Getting ready to go out on a trip to visit foreclosed houses is almost like getting ready for a safari. You need to visit your "outfitter" first. Here are some of the things that I advise clients about, when we're about to set out to visit a bunch of foreclosed houses:
1. Use the restroom before we start. There will ne no place to go to the bathroom in almost all foreclosed houses. The water is usually off and the house has been winterized, which means that the pipes have been blown out and there is antifreeze in every sink and toilet trap.
2. Dress warmly. Foreclosed houses are often colder inside than the day is outside. Most have no power and no heat. It gets cold on a foreclosures day.
3. Wear boots. Most foreclosed houses aren't plowed or shoveled out when it shows so you'll probably have to trek in from the street through what ever snow has recently fallen.

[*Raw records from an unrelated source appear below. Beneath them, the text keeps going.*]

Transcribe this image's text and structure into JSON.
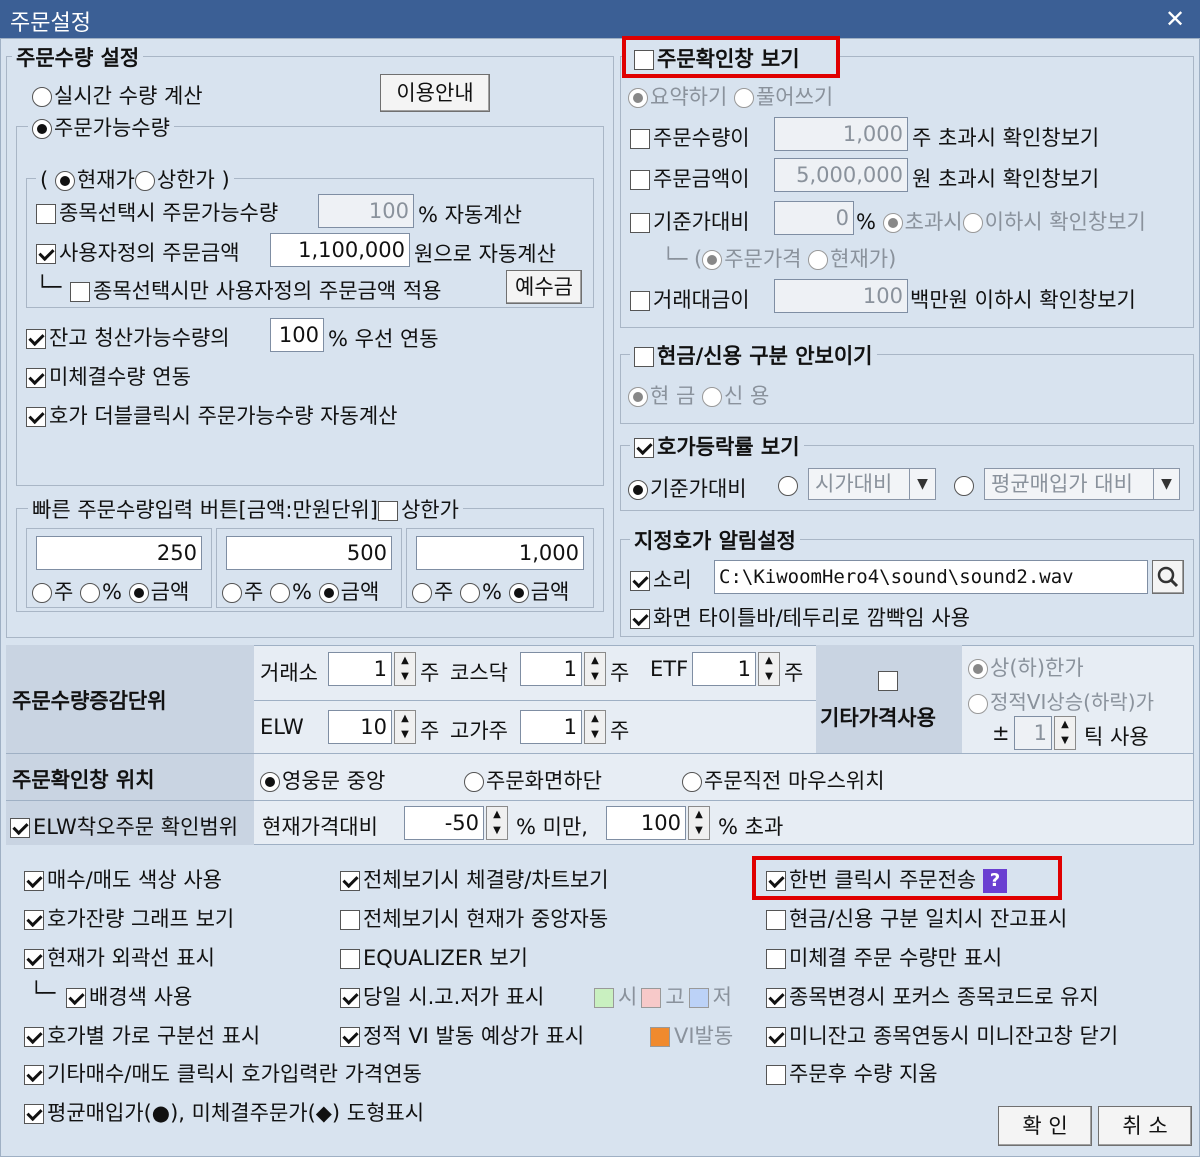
{
  "window": {
    "title": "주문설정",
    "close": "✕"
  },
  "left": {
    "group_title": "주문수량 설정",
    "radio_realtime": "실시간 수량 계산",
    "guide_button": "이용안내",
    "radio_orderable": "주문가능수량",
    "price_paren_open": "(",
    "radio_current": "현재가",
    "radio_upper": "상한가",
    "price_paren_close": ")",
    "item_select_label": "종목선택시 주문가능수량",
    "item_select_value": "100",
    "item_select_suffix": "% 자동계산",
    "custom_amount_label": "사용자정의 주문금액",
    "custom_amount_value": "1,100,000",
    "custom_amount_suffix": "원으로 자동계산",
    "tree_prefix": "└─",
    "apply_only_label": "종목선택시만 사용자정의 주문금액 적용",
    "deposit_button": "예수금",
    "balance_label": "잔고 청산가능수량의",
    "balance_value": "100",
    "balance_suffix": "% 우선 연동",
    "unfilled_label": "미체결수량 연동",
    "dblclick_label": "호가 더블클릭시 주문가능수량 자동계산",
    "quick_title": "빠른 주문수량입력 버튼[금액:만원단위]",
    "quick_upper": "상한가",
    "quick": [
      {
        "value": "250",
        "opt1": "주",
        "opt2": "%",
        "opt3": "금액"
      },
      {
        "value": "500",
        "opt1": "주",
        "opt2": "%",
        "opt3": "금액"
      },
      {
        "value": "1,000",
        "opt1": "주",
        "opt2": "%",
        "opt3": "금액"
      }
    ]
  },
  "right": {
    "confirm_title": "주문확인창 보기",
    "summary": "요약하기",
    "full": "풀어쓰기",
    "qty_label": "주문수량이",
    "qty_value": "1,000",
    "qty_suffix": "주 초과시 확인창보기",
    "amt_label": "주문금액이",
    "amt_value": "5,000,000",
    "amt_suffix": "원 초과시 확인창보기",
    "base_label": "기준가대비",
    "base_value": "0",
    "base_pct": "%",
    "base_over": "초과시",
    "base_under": "이하시 확인창보기",
    "base_tree": "└─",
    "base_paren_open": "(",
    "base_order_price": "주문가격",
    "base_current": "현재가",
    "base_paren_close": ")",
    "trade_label": "거래대금이",
    "trade_value": "100",
    "trade_suffix": "백만원 이하시 확인창보기",
    "cash_title": "현금/신용 구분 안보이기",
    "cash": "현 금",
    "credit": "신 용",
    "rate_title": "호가등락률 보기",
    "rate_base": "기준가대비",
    "rate_open": "시가대비",
    "rate_avg": "평균매입가 대비",
    "alarm_title": "지정호가 알림설정",
    "sound_label": "소리",
    "sound_path": "C:\\KiwoomHero4\\sound\\sound2.wav",
    "blink_label": "화면 타이틀바/테두리로 깜빡임 사용"
  },
  "increment": {
    "label": "주문수량증감단위",
    "exchange": "거래소",
    "exchange_v": "1",
    "unit": "주",
    "kosdaq": "코스닥",
    "kosdaq_v": "1",
    "etf": "ETF",
    "etf_v": "1",
    "elw": "ELW",
    "elw_v": "10",
    "high": "고가주",
    "high_v": "1",
    "other_label": "기타가격사용",
    "upper_lower": "상(하)한가",
    "static_vi": "정적VI상승(하락)가",
    "pm": "±",
    "tick_v": "1",
    "tick_suffix": "틱 사용"
  },
  "position": {
    "label": "주문확인창 위치",
    "opt1": "영웅문 중앙",
    "opt2": "주문화면하단",
    "opt3": "주문직전 마우스위치"
  },
  "elw_range": {
    "label": "ELW착오주문 확인범위",
    "cur": "현재가격대비",
    "low": "-50",
    "low_suffix": "% 미만,",
    "high": "100",
    "high_suffix": "% 초과"
  },
  "bottom": {
    "col1": [
      "매수/매도 색상 사용",
      "호가잔량 그래프 보기",
      "현재가 외곽선 표시",
      "배경색 사용",
      "호가별 가로 구분선 표시",
      "기타매수/매도 클릭시 호가입력란 가격연동",
      "평균매입가(●), 미체결주문가(◆) 도형표시"
    ],
    "tree_prefix": "└─",
    "col2": [
      "전체보기시 체결량/차트보기",
      "전체보기시 현재가 중앙자동",
      "EQUALIZER 보기",
      "당일 시.고.저가 표시",
      "정적 VI 발동 예상가 표시"
    ],
    "hlc": [
      "시",
      "고",
      "저"
    ],
    "vi": "VI발동",
    "col3": [
      "한번 클릭시 주문전송",
      "현금/신용 구분 일치시 잔고표시",
      "미체결 주문 수량만 표시",
      "종목변경시 포커스 종목코드로 유지",
      "미니잔고 종목연동시 미니잔고창 닫기",
      "주문후 수량 지움"
    ],
    "qmark": "?",
    "ok": "확 인",
    "cancel": "취 소"
  }
}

4. Bring a flashlight. Even if it is mid-day, the basements of most foreclosed houses are dark and foreboding places that you will stumble around in without a flashlight.

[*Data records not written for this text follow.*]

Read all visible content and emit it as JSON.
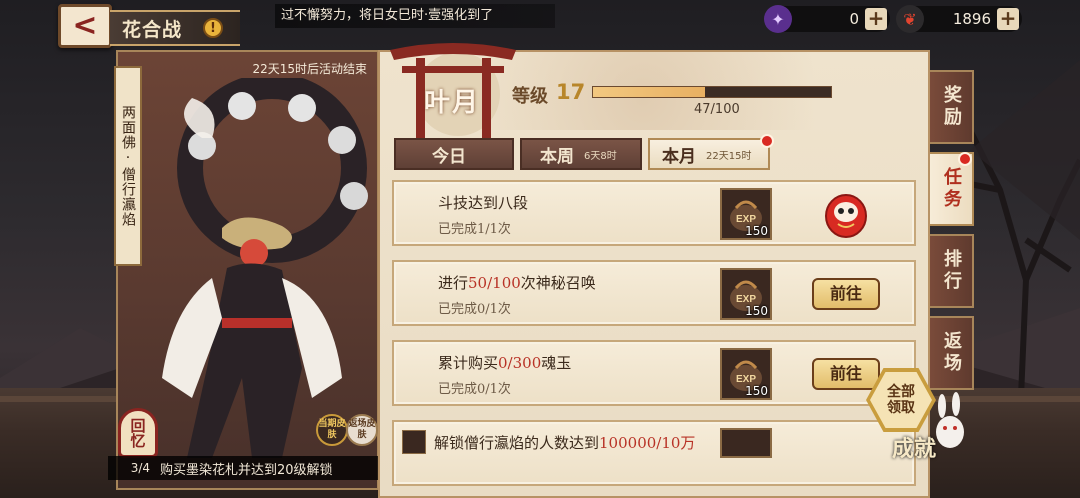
{
  "header": {
    "back_label": "<",
    "title": "花合战",
    "warning": "!",
    "ticker": "过不懈努力，将日女巳时·壹强化到了"
  },
  "currencies": [
    {
      "icon": "jade-orb-icon",
      "value": "0",
      "color": "#8a4fd0"
    },
    {
      "icon": "red-fish-token-icon",
      "value": "1896",
      "color": "#d13a2e"
    }
  ],
  "character": {
    "name": "两面佛·僧行瀛焰",
    "event_timer": "22天15时后活动结束",
    "recall_label": "回忆",
    "skin_current": "当期皮肤",
    "skin_return": "返场皮肤",
    "unlock_count": "3/4",
    "unlock_text": "购买墨染花札并达到20级解锁"
  },
  "season": {
    "month_name": "叶月",
    "level_label": "等级",
    "level": "17",
    "progress_text": "47/100",
    "progress_value": 0.47
  },
  "tabs": [
    {
      "label": "今日",
      "sub": ""
    },
    {
      "label": "本周",
      "sub": "6天8时"
    },
    {
      "label": "本月",
      "sub": "22天15时",
      "active": true
    }
  ],
  "tasks": [
    {
      "pre": "斗技达到八段",
      "hl": "",
      "post": "",
      "done": "已完成1/1次",
      "reward_qty": "150",
      "action": ""
    },
    {
      "pre": "进行",
      "hl": "50/100",
      "post": "次神秘召唤",
      "done": "已完成0/1次",
      "reward_qty": "150",
      "action": "前往"
    },
    {
      "pre": "累计购买",
      "hl": "0/300",
      "post": "魂玉",
      "done": "已完成0/1次",
      "reward_qty": "150",
      "action": "前往"
    },
    {
      "pre": "解锁僧行瀛焰的人数达到",
      "hl": "100000/10万",
      "post": "",
      "done": "",
      "reward_qty": "",
      "action": ""
    }
  ],
  "side_tabs": [
    "奖励",
    "任务",
    "排行",
    "返场"
  ],
  "claim_all": "全部领取",
  "achievement": "成就",
  "colors": {
    "accent_red": "#b83226",
    "parchment": "#efe3cd",
    "frame": "#b79265"
  }
}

5. Take your own bottled water. Again, the water is off there will be no place to quench a thirst.
6. Be prepared for a mess. Many foreclosed houses have been trashed, either by their previous, disgruntled owners or by vandals, since they have been abandoned. Some have been stripped and some have even been gutted down to the drywall. Some have been open t the elements or to critters. It can get pretty messy if animals and birds have been living in the house.

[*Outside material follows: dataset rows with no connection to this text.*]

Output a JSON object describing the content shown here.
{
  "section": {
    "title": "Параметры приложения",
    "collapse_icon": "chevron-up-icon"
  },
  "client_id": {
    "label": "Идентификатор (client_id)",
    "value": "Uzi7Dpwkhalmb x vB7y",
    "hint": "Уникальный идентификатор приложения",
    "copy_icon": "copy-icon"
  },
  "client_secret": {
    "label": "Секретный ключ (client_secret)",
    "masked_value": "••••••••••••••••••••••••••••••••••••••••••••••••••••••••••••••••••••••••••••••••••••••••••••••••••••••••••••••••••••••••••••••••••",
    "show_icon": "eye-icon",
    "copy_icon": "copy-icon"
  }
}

7. Be very cautious. There can be loose or missing stairs, ripped and loose carpeting, dangling wires and many other trip and fall hazards in a foreclosed house. Go slow and look where you're going.
Not all foreclosed houses are hazardous messes. In fact, I've also visited some very nice one lately, many of which still had heat and power on, which was nice. But the stories that you may have heard about what you might find in a foreclosed house are all just urban legends. I've been there and done that and they can get nasty.